The Night Circus (2011) by Erin Morgenstern
Fantastical, exciting and fittingly enchanting, Erin Morgenstern's much-talked-about debut The Night Circus isn't great literature - but it IS, without a doubt, very good fun. The plot is difficult to summarise briefly, as it involves numerous different strands, but in the main it revolves around the rivalry between two great 19th-century magicians - Prospero the Enchanter and 'the man in the grey suit', also known as 'Mr A. H–', whose name eludes both pronunciation and memory. Both men vow to train apprentices who will be schooled in magic and ultimately pitted against each other in a long-running challenge which will dominate their lives. Prospero chooses his daughter, Celia; the nameless man chooses a nameless, orphaned boy, who eventually decides to call himself Marco. When the two are teenagers, their battleground, a mysterious and magical travelling circus which only opens at night, is chosen. But of course, there has to be a hitch, and in this case it's that Celia and Marco begin to fall in love with one another as soon as they meet.
There are similarities between this book and Susanna Clarke's Jonathan Strange & Mr Norrell, one of my all-time favourites, and while The Night Circus is nowhere near as cerebral, it has a similar genuinely magical quality. The use of magic is integral to almost everything that happens, yet it's presented in a completely believable manner. The story is told mainly in short, snappy chapters which constantly switch between times and places. In addition to the main plotline, there's the story of the formation of the circus itself; the tale of Bailey, who, after being dared to enter the circus as a child, develops an enduring obsession with it and with a girl who is part of the troupe of performers; and the story of Herr Thiessen, who creates a magical clock for the circus, and goes on to become the leader of the 'Rêveurs', a kind of night circus fanclub. Meanwhile, the large and varied group of performers and artists involved in creating the circus become drawn in to the feud between Prospero and the nameless man - even after Prospero's apparent death.

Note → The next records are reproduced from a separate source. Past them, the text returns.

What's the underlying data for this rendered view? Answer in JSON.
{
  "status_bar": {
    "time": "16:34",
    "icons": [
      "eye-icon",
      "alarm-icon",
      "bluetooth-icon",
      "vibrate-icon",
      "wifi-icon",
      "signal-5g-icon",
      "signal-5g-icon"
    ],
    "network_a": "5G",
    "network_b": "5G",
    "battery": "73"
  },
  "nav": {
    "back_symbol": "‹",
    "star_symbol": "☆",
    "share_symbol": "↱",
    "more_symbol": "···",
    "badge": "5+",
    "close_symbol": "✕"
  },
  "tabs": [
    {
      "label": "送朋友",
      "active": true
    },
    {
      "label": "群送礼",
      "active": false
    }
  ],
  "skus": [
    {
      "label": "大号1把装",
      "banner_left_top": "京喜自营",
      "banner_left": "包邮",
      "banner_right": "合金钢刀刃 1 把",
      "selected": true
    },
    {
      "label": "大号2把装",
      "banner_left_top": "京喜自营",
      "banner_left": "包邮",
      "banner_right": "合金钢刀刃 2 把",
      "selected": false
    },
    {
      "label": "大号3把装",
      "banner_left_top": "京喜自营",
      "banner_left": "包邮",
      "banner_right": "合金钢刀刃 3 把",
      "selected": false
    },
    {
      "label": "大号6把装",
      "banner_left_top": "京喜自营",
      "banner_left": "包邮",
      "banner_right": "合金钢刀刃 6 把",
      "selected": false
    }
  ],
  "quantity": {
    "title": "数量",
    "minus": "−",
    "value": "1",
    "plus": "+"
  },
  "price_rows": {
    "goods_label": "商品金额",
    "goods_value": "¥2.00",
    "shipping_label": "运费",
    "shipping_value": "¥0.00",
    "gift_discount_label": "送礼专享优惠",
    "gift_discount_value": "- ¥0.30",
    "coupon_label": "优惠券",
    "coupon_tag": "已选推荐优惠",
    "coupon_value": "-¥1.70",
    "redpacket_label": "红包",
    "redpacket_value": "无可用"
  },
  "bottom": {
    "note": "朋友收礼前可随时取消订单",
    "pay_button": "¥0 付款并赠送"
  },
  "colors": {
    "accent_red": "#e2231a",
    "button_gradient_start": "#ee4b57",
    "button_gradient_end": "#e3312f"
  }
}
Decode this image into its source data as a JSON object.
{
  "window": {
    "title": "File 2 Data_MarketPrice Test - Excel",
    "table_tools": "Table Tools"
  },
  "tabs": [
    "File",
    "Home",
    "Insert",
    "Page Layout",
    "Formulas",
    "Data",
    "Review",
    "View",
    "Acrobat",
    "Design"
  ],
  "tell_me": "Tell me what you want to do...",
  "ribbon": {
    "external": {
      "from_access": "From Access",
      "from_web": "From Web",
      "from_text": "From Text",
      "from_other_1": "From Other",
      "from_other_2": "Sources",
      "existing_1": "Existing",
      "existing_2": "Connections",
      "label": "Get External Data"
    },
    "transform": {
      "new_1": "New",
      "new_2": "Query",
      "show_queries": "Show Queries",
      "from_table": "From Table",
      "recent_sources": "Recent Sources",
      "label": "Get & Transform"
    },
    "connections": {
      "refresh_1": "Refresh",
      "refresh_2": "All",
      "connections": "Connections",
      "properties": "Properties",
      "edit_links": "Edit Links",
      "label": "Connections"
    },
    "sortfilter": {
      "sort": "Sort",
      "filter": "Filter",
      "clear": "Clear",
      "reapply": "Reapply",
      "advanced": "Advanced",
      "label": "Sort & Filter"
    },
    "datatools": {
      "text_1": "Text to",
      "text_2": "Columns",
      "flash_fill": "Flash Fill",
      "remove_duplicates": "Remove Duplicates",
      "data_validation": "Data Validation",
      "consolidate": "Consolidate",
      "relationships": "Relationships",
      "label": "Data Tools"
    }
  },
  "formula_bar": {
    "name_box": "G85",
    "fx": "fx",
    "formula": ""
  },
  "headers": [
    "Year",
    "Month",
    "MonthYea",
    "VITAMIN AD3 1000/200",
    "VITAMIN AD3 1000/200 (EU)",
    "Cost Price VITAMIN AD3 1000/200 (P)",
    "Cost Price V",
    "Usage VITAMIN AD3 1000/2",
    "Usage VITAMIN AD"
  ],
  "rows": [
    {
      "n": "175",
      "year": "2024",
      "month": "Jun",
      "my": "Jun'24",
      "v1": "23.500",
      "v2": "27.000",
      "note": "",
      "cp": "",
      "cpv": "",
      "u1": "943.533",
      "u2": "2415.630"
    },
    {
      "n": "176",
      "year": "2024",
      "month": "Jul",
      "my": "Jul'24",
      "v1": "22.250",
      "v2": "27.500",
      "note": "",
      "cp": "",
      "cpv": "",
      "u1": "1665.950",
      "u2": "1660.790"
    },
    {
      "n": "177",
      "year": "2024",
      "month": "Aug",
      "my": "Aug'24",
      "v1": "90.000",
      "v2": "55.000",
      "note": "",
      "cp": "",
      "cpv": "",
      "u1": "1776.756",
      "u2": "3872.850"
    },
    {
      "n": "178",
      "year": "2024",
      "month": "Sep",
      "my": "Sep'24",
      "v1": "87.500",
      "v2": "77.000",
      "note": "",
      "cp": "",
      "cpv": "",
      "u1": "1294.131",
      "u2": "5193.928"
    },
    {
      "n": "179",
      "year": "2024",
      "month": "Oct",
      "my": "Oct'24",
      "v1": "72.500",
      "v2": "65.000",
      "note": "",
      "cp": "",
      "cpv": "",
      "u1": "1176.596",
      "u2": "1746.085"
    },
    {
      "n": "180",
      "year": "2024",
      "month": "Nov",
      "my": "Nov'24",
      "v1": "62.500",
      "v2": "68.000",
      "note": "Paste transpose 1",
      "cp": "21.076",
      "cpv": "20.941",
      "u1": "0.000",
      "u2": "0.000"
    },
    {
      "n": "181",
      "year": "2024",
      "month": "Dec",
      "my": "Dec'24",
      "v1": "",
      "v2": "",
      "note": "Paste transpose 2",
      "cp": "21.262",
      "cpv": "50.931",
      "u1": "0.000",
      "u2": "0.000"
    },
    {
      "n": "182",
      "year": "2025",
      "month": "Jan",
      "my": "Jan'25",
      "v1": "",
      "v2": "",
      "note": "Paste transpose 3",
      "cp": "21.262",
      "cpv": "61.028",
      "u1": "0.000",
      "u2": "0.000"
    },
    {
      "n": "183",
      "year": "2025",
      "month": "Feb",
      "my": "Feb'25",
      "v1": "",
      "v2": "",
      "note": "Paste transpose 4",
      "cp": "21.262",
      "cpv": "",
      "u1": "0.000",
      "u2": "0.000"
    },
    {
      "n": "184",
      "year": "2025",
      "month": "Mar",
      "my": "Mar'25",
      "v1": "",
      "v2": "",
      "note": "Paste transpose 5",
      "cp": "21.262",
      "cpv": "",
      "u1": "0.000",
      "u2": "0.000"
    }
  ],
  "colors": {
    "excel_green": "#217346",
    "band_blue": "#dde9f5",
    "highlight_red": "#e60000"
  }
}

There's more besides, and almost too many main characters to mention; this is a rich, varied narrative which touches on a number of lives, rather than confining itself solely to a tale of magic or a love story.
With all the hype around this book, it's almost impossible to read it without imagining that it was written, or at least published, with an eventual film adaptation in mind. With endless wondrous sights around the circus and all the incredible magical feats performed by the characters, it would certainly make for a real visual spectacle, and the romance at the book's heart is bound to be a big draw for many. When I first started hearing about this book, there were some comparisons to Twilight, which I'm relieved to say are inaccurate - I'm not actually sure where anyone got the idea that the two are similar. Harry Potter fans, meanwhile, will probably appreciate the 'Power Trio' dynamic between the older Bailey, Poppet and Widget, as well as the more obvious elements of magic. I was pleased to find that the romance doesn't dominate the story anywhere near as much as I expected; a few of the scenes between Celia and Marco are a little corny, but nothing inexcusable.
Overall, it's well-written; although personally I would have preferred a little more detail and longer chapters without so much jumping around, there's something quite beautiful, and certainly very inventive, about the way Morgenstern describes breathtaking demonstrations of magic with minimal prose. (On the other hand, the style handily side-steps any need to explain how this magic works or even where it came from.) Oddly, the word 'likely' is used in place of 'probably' with irritating frequency, but nothing else about the writing struck me as anything less than accomplished. The author's skill lies mainly in world-building, and you often get the feeling she lacks confidence in her characters, creating beautiful settings for them to interact in rather than fleshing them out. Not that this is necessarily a bad thing; as imaginary worlds go, the altered reality of The Night Circus is a charming, seductive one.
This is an indulgent, escapist book - it's not wildly adventurous, dramatic, or particularly meaningful, and some may find it dull due to the lack of action. It's a story you could curl up with and lose yourself in, and though I never quite got to the point where I couldn't tear myself away from it, I did feel rather sad when it was all over. I think the characters are too lightly drawn to inspire real devotion from the reader, but the world surrounding them is skilfully created an astonishingly effective. It's the sights and sounds of the circus's myriad tents that have stuck in my head even as the characters have begun to fade. Perhaps the hype surrounding this book has been a little over-zealous; it's not perfect, and I can't imagine enough readers falling in love with the characters for it to become a real phenomenon. But it's a solid debut, and the carefully detailed world it conjures up has ensured my interest in Morgenstern's future work.